March 8, 2018
At last Sunday’s Academy Awards, Lee Unkrich, the director of the animated film Coco, concluded his acceptance speech by reminding viewers that “representation matters.” The story of a Mexican boy’s journey through the Land of the Dead, Coco features an almost all-Latino voice cast and was inspired by Mexico’s rich culture and traditions.
Another hit film, Black Panther, is notable not only for being the first Marvel movie to feature a predominantly black cast and strong African cultural elements, but also for including characters and story points that may inspire young people — particularly young girls and women of colour — to explore STEM disciplines. For instance, Shuri, Black Panther’s younger sister, is a tech prodigy who uses her intellect, inner strength and leadership skills to help her nation overcome adversity.
When people see themselves in positive onscreen role models, they may be encouraged to pursue goals that they might previously have considered out of reach, or to choose a life path they may otherwise not have considered at all. But it isn’t just movie characters that can have this effect. In a university context, a program whose faculty and student populations are gender-equal and highly diverse may be more welcoming to prospective students and professors, as well as an environment where people from all backgrounds are more likely to thrive.

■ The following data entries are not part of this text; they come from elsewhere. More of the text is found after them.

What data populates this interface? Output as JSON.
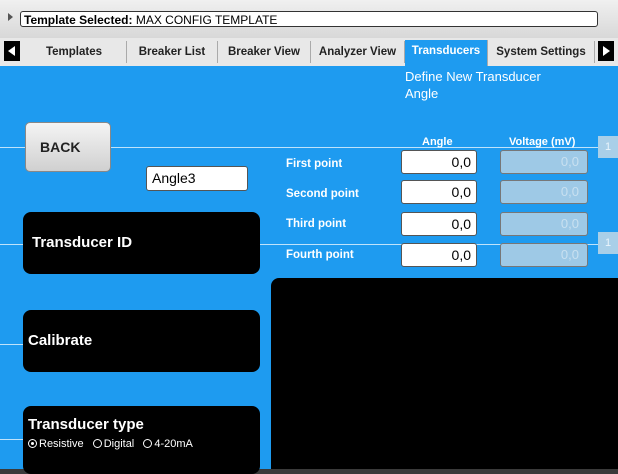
{
  "header": {
    "template_label": "Template Selected:",
    "template_name": "MAX CONFIG TEMPLATE"
  },
  "tabs": [
    {
      "label": "Templates"
    },
    {
      "label": "Breaker List"
    },
    {
      "label": "Breaker View"
    },
    {
      "label": "Analyzer View"
    },
    {
      "label": "Transducers",
      "active": true
    },
    {
      "label": "System Settings"
    }
  ],
  "page": {
    "title_line1": "Define New Transducer",
    "title_line2": "Angle"
  },
  "back_label": "BACK",
  "table": {
    "angle_header": "Angle",
    "voltage_header": "Voltage (mV)",
    "rows": [
      {
        "label": "First point",
        "angle": "0,0",
        "voltage": "0,0"
      },
      {
        "label": "Second point",
        "angle": "0,0",
        "voltage": "0,0"
      },
      {
        "label": "Third point",
        "angle": "0,0",
        "voltage": "0,0"
      },
      {
        "label": "Fourth point",
        "angle": "0,0",
        "voltage": "0,0"
      }
    ],
    "side_markers": [
      "1",
      "1"
    ]
  },
  "transducer_id": {
    "label": "Transducer ID",
    "value": "Angle3"
  },
  "calibrate_label": "Calibrate",
  "transducer_type": {
    "label": "Transducer type",
    "options": [
      {
        "label": "Resistive",
        "selected": true
      },
      {
        "label": "Digital",
        "selected": false
      },
      {
        "label": "4-20mA",
        "selected": false
      }
    ]
  },
  "colors": {
    "accent": "#1e9bf0",
    "panel": "#000000"
  }
}
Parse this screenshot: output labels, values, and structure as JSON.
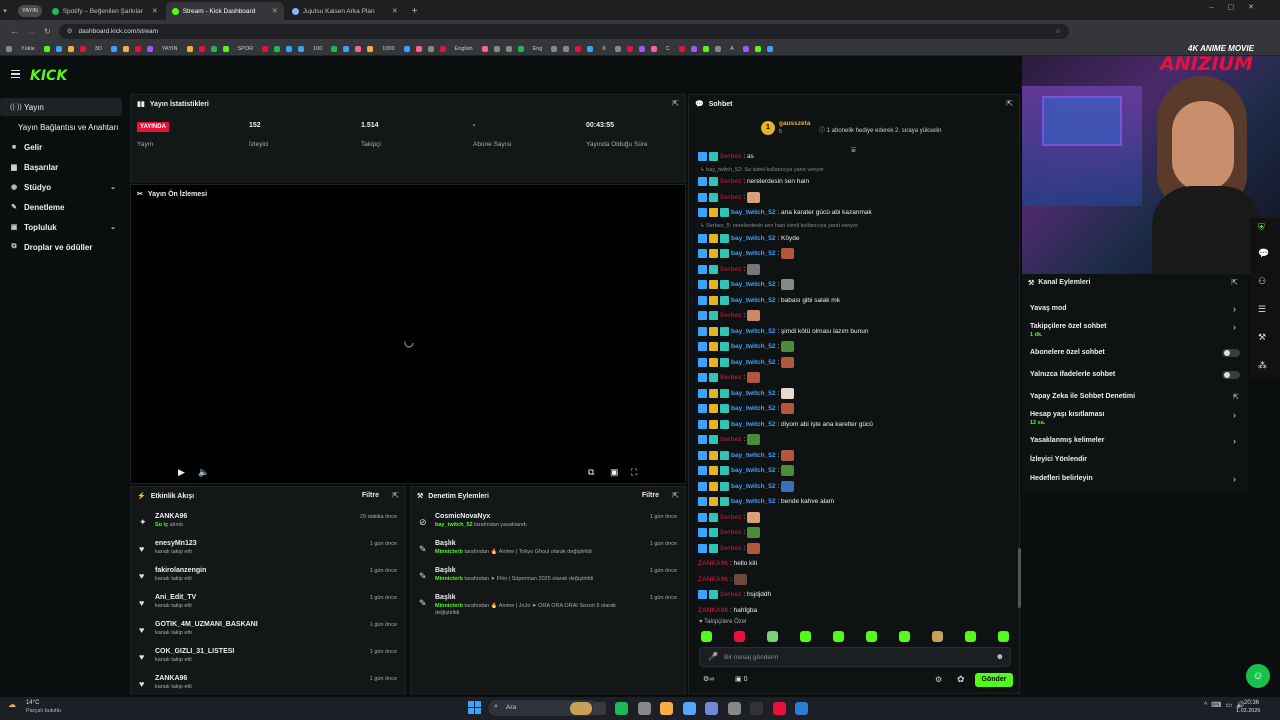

It is an environment like this that Sheryl Staub-French, PEng, a UBC professor of civil engineering and APSC’s newly appointed Equity, Diversity and Inclusion Advisor, is working to establish here.
“The ultimate goal is for engineering and other professions to reflect the society we live in,” says Staub-French, who is also the director of the eng-cite program and Goldcorp Professor of Women in Engineering at UBC. “What kind of innovations are we missing out on by not having a more diverse group of people working on important questions in the STEM fields? And, more generally, how many people aren’t fulfilling their ambitions or achieving their full potential because of gendered cultural barriers?”
Over the last several years, APSC has taken significant strides forward on the diversity front. Initiatives have increased female enrolment in first-year undergraduate engineering programs by 60% between 2010 and 2014, and extraordinary female leaders never fail to emerge within UBC’s engineering community, which is more tightly knit than most. But in her new role, Staub-French intends to bring the diversity issue “more into focus as a guiding principle — to put it front and centre as a key priority in the faculty.”
Like many women, Staub-French has experienced first-hand what the absence of appropriate role models can do to a young woman trying to find her place in male-dominated educational programs and professions like engineering. Looking back at her student days at Santa Clara and Stanford and her many years in the private sector, she sees how easily a gender-imbalanced environment can limit a person’s ideas about what they are capable of, what is right for them, where they belong.
“Equity is really my life’s passion, a fundamental value that I have, and I want to continue the amazing work that’s been done at APSC and make gender parity and greater representation of minority and marginalized groups a reality here,” she says.
Staub-French’s appointment was announced on the same day that UBC revealed it would be searching for a new Senior Advisor to the Provost on Racialized Faculty. Together with other groups at UBC, the role “will support [UBC’s] institutional commitment to advancing equity and inclusion in the scholarly and leadership environment for faculty at UBC.”